Car Blogs

Old Cars Weekly’s car blogs provide an insider’s look at collecting and maintaining classic cars. Get involved with the classic car enthusiast communities surrounding all three car blogs: Under the Hood with Angelo Van Bogart, Gunner’s Garage with John Gunnell, A Note from the Li’l Nordstrom’s Gal with Yvette VanDerBrink, and Salvage Yard Ron with Ron Kowalke.

Kentucky bill would assess new collector car property tax rates

Kentucky Reintroduces Bill to Assess Motor Vehicles for Property Tax Legislation (H.B. 20) to put in place a new valuation procedure for older vehicles was reintroduced.  Vehicles 20 years old or older would no longer be presumed to be in “original factory” or “classic” condition. Original factory and classic vehicles are currently assessed as...

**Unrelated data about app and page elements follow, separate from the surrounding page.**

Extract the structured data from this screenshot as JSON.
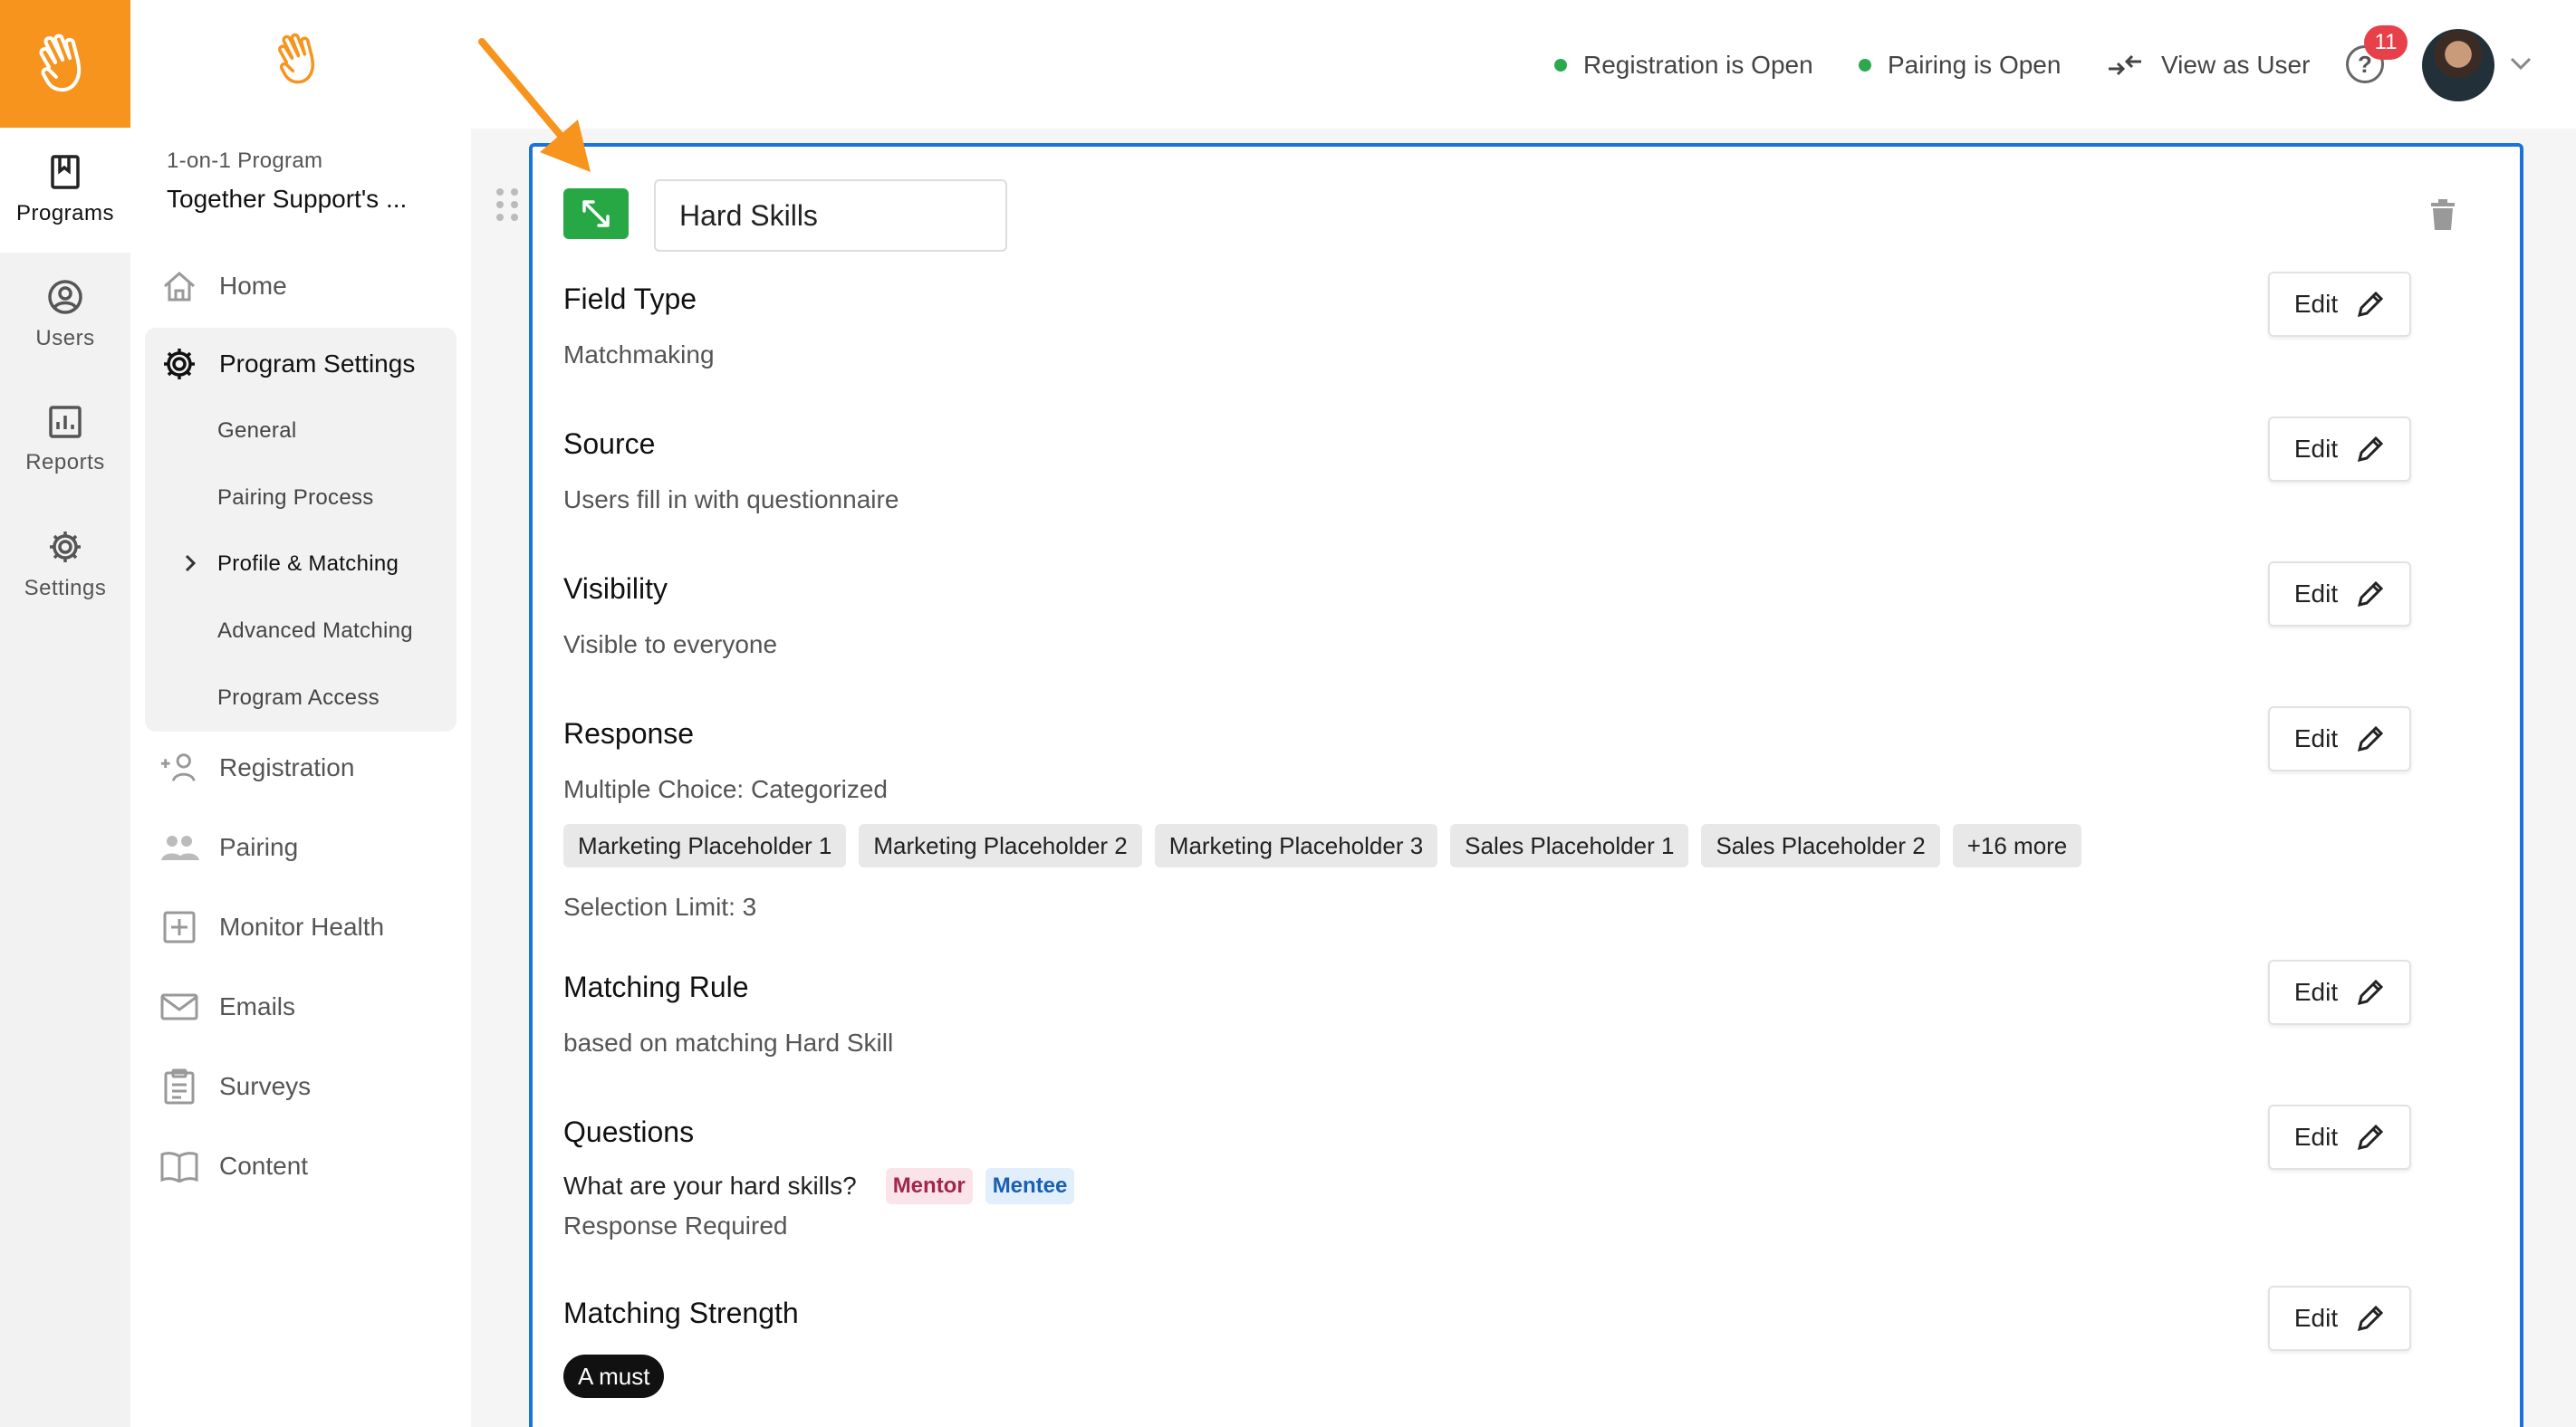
{
  "rail": {
    "items": [
      {
        "label": "Programs",
        "icon": "bookmark-icon",
        "active": true
      },
      {
        "label": "Users",
        "icon": "user-circle-icon"
      },
      {
        "label": "Reports",
        "icon": "bar-chart-icon"
      },
      {
        "label": "Settings",
        "icon": "gear-icon"
      }
    ]
  },
  "sidebar": {
    "program_kind": "1-on-1 Program",
    "program_name": "Together Support's ...",
    "home": "Home",
    "program_settings": "Program Settings",
    "settings_items": [
      "General",
      "Pairing Process",
      "Profile & Matching",
      "Advanced Matching",
      "Program Access"
    ],
    "nav": [
      "Registration",
      "Pairing",
      "Monitor Health",
      "Emails",
      "Surveys",
      "Content"
    ]
  },
  "header": {
    "registration_status": "Registration is Open",
    "pairing_status": "Pairing is Open",
    "view_as_user": "View as User",
    "help_symbol": "?",
    "notification_count": "11",
    "status_color": "#2ea84f",
    "badge_color": "#e8404a"
  },
  "card": {
    "title_value": "Hard Skills",
    "edit_label": "Edit",
    "fields": {
      "field_type": {
        "label": "Field Type",
        "value": "Matchmaking"
      },
      "source": {
        "label": "Source",
        "value": "Users fill in with questionnaire"
      },
      "visibility": {
        "label": "Visibility",
        "value": "Visible to everyone"
      },
      "response": {
        "label": "Response",
        "value": "Multiple Choice: Categorized",
        "chips": [
          "Marketing Placeholder 1",
          "Marketing Placeholder 2",
          "Marketing Placeholder 3",
          "Sales Placeholder 1",
          "Sales Placeholder 2",
          "+16 more"
        ],
        "selection_limit": "Selection Limit: 3"
      },
      "matching_rule": {
        "label": "Matching Rule",
        "value": "based on matching Hard Skill"
      },
      "questions": {
        "label": "Questions",
        "question": "What are your hard skills?",
        "tags": [
          "Mentor",
          "Mentee"
        ],
        "required": "Response Required"
      },
      "matching_strength": {
        "label": "Matching Strength",
        "value": "A must"
      }
    },
    "accent_color": "#1a73d8",
    "expand_color": "#28a745"
  },
  "brand_color": "#f7941d",
  "annotation_arrow_color": "#f7941d"
}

The latest Corvette will be on exhibit at the inaugural Motorama & Motorsports Expo April 3-5, 2015, in Green Bay, Wis.

Indoor shows return to Green Bay, Wis., in April

It seems like everyone around Old Cars Weekly headquarters in Iola, Wis., has been talking about Green Bay lately. That’s because there is a lovable football team there called the Packers and they’re doing pretty good this year. We don’t follow football, but we’ve heard that it can get pretty cold at Packer home...

With the hood closed the Packard has a stock appearance.

Packard Hot Rod Coupe

  Jim Gunderson’s business—Classics, Customs and Rods, Inc.—was started in 2002 “At that time, I decided that there was a need for a shop that could help people who had street rods,” he says. Gunderson built up his whole business around repairing vintage cars and street rods. CCR is not an all-in-one restoration shop....

One thing leads to another.

A “Whole ‘Nother Story!”

  Don’t you think it’s absolutely crazy how things go when you start tearing down an old car? You tell yourself, “This time we’re just going to do the brakes” or “This car doesn’t need much more than a tranny overhaul.” But things never stop there, do they? That’s how it’s going with the...

Electrical ties allow color-coded wiring connections. Old wires were color coded, but colors fade or get covered by grease.

What Goes Where?

  Every restorer has his or her own way of keeping track of parts taken off a car. We have marveled at mechanics that take things apart without a single note, tag or photo and then re-assemble the parts into a working machine. Some of them won’t even use a shop manual 90 percent...

The Coffee Clutchers enjoy visiting each others’ collections as well as stopping at hobby-related businesses.

“Coffee Clutching” is catching on

  The Coffee Clutchers are a group of car enthusiasts from Central Wisconsin who get together on an irregular basis for breakfast or to visit private car collections, auto museums and restoration businesses. The Coffee Clutchers have no rules, no dues and no newsletter. Their gatherings are just-for-fun get-togethers that everyone involved seems to...

Will the MG TD ever be finished?

New Year’s Resolution

  As we start a new year, thoughts turn to making the next 12 months more productive and rewarding than the last 12 months. One way to do this is to make New Year’s resolutions and then work to make them come true. Resolving to do something is one thing and actually getting it...

The old-car hobby will officially mark its eighth decade of existence in the fall of 2015. In the beginning, “antique” cars looked like this one.

Old-car hobby officially turns 80 in 2015

  We know that people were collecting old cars by 1925, which was the year that the American automobile industry recognized (incorrectly) as its 25th anniversary. Most early car collectors were automobile dealers who took in old cars on trade and realized that they had historical significance. However, there was no formal “old-car hobby”...

The bronze Bonneville Special turned up in a Detroit art show.

Dream Museum

  A day after we did a blog on Chrysler dream cars we received a call from dream car collector Joe Bortz of Chicago. Joe had just called to chat about this and that, but we wanted to ask him a question. In a certain antique auto parts catalog there is a side-bar story...

This 1959 Ford Skyliner retractable hardtop sits in a barn in north central Wisconsin along with a four-door parts car. If you were to buy it, would you know the best way to handle fixing it up?

What do you do with a barn find?

  What do you do with a barn find after it’s been found? That’s the question many restorers ask when they bring a car out of lengthy storage and start working on it. Do you tear into it and fix everything all at once or do you gently give it just what it needs?...